This term is used to discuss exposure time – meaning, the length of time a camera’s shutter is open. This length of time determines the amount of light that reaches the image sensor. In addition to its effect on exposure, shutter speed changes the way movement appears in a photo. Very short shutter speeds can “freeze” fast moving subjects, where very long shutter speeds on the same subject create a blur. Some common shutter speeds are 1/60, 1/125, and 1/250. A good rule of thumb for hand-held cameras to reduce noticeable noise and blur caused by camera shaking is to select the shutter speed numerically closest to the lens focal length. For example, if you are shooting with a 50mm lens, the closest speed is 1/60. Any shutter speed below this may require a flash or a tripod to reduce your risk of blur.
ISO is actually a common short name for the International Organization for Standardization. ISO settings date back to film cameras. Remember those? When you would purchase film, the box usually said 200, 400, or even 800 on it. That number indicated the film’s sensitivity to light. The higher the number, the more sensitive the film was to light. In other words, the film with the lower number had to be exposed to light for a longer period of time than a film with a high sensitivity in order to properly expose the image. However, the lower ISO produced a better quality image. Film rated at 100 or 200 worked beautifully outdoors, but take it inside and photos – without a flash – would be quite dark.

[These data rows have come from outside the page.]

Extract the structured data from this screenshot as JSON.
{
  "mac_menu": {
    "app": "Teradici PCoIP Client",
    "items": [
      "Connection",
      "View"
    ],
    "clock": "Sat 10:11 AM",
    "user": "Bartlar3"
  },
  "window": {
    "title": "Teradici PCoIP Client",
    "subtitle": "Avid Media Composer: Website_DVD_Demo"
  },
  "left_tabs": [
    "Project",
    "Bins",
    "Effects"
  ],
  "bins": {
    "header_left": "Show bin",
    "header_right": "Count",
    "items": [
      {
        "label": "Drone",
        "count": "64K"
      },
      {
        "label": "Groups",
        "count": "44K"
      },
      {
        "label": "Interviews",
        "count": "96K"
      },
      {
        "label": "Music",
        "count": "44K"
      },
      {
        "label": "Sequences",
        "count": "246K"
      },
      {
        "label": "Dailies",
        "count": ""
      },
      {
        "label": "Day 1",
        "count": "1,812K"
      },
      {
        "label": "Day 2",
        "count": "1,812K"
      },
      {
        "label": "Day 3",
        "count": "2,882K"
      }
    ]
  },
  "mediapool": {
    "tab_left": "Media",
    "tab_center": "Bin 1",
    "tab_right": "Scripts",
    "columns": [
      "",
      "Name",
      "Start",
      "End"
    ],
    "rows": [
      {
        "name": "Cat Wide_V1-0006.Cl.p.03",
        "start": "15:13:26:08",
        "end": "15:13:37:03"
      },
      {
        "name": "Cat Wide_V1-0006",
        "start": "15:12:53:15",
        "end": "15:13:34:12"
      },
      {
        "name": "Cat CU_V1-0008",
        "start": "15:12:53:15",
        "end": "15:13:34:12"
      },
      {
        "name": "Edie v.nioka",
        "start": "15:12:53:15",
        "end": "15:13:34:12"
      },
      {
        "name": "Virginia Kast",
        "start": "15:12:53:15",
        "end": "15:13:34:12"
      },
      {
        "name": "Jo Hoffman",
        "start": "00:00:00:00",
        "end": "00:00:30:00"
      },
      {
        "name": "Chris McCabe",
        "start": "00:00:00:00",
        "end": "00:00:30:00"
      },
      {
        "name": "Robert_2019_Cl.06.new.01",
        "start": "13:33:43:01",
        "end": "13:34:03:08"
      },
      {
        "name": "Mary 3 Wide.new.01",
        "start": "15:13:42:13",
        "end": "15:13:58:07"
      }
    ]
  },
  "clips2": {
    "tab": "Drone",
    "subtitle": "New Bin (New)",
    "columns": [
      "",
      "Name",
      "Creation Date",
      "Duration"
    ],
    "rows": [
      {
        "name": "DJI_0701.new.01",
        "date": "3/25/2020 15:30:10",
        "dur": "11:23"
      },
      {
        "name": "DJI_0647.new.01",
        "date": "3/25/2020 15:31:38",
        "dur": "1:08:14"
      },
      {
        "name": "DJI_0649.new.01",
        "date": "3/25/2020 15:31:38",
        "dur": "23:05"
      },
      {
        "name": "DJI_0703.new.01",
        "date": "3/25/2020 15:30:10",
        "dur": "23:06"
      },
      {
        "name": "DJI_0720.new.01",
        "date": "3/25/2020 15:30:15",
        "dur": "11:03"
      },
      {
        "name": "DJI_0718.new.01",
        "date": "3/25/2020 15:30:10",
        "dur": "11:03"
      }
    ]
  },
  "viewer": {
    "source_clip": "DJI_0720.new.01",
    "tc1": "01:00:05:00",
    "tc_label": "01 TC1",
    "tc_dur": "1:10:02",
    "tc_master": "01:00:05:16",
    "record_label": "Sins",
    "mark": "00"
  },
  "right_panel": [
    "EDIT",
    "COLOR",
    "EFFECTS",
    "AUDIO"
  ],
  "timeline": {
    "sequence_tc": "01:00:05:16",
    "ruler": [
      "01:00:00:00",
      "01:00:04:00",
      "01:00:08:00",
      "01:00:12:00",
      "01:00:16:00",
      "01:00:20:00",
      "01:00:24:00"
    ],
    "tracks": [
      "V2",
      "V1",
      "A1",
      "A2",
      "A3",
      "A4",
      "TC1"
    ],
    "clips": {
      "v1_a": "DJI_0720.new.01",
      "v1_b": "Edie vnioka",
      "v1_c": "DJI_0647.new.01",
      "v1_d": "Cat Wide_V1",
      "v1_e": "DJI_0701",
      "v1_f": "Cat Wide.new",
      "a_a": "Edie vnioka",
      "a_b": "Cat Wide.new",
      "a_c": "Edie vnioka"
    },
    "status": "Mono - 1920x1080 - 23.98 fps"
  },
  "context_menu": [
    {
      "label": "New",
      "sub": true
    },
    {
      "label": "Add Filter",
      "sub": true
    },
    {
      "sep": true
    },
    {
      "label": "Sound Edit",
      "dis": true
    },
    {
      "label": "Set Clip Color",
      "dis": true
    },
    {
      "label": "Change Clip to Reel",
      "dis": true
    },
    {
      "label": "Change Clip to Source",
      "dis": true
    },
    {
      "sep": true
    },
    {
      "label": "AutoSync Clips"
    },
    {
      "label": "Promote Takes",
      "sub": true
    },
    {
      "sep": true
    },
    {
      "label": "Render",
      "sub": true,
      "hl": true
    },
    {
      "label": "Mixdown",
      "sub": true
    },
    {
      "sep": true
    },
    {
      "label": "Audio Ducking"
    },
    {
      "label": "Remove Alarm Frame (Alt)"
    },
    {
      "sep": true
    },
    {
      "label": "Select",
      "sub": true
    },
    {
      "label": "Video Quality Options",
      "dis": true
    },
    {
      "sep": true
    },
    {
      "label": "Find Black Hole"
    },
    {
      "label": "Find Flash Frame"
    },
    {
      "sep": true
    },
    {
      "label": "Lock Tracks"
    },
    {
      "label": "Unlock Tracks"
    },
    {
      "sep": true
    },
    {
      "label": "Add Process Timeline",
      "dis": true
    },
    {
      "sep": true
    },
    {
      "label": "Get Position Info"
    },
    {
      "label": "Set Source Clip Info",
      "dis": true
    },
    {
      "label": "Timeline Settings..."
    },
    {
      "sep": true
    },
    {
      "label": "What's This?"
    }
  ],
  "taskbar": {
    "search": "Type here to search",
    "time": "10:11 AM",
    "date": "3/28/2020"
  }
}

Jump ahead to digital cameras. Instead of being locked to a certain ISO for 36 frames, you can now change the ISO setting for each shot you take. However, I wouldn’t recommend this… especially for a hobbyist. It could get too confusing. So why would ISO even matter now that there is no film? ISO still plays a key part, when combined with aperture and shutter speed, to get a great shot. As I stated earlier, the lower the number (100-200) the better quality your photo will be. In film days, you may remember a sort of grainy effect on some images. Digital images can have their own grain too. It is referred to as noise, and can be seen as a flat block-y area, typically in very light or dark shadowy areas. If you see this in your photos, check your ISO. Always shoot at the lowest ISO possible, using your aperture and shutter speed to get the right exposure, and then move up to the next ISO setting if your previous settings didn’t work.
Ultimately, the best way to better yourself as a photographer is to begin shooting outside with the automatic settings on your digital SLR camera. Play with all aspects of composition until you understand what to look for, and how to do it quickly. As you shoot, and composition becomes more comfortable to you, start taking notes of what settings your camera uses based on your location It isn’t a bad idea to take a notepad with you, or keep track of your favorite photos’ settings in your smartphone. Use these settings as a basis for you to advance over to the manual mode, remembering the tips I mentioned above. Above all, SHOOT!! Take every opportunity to photograph in random environments. It will allow you to get more comfortable with your camera, to develop better compositions, and make faster decisions.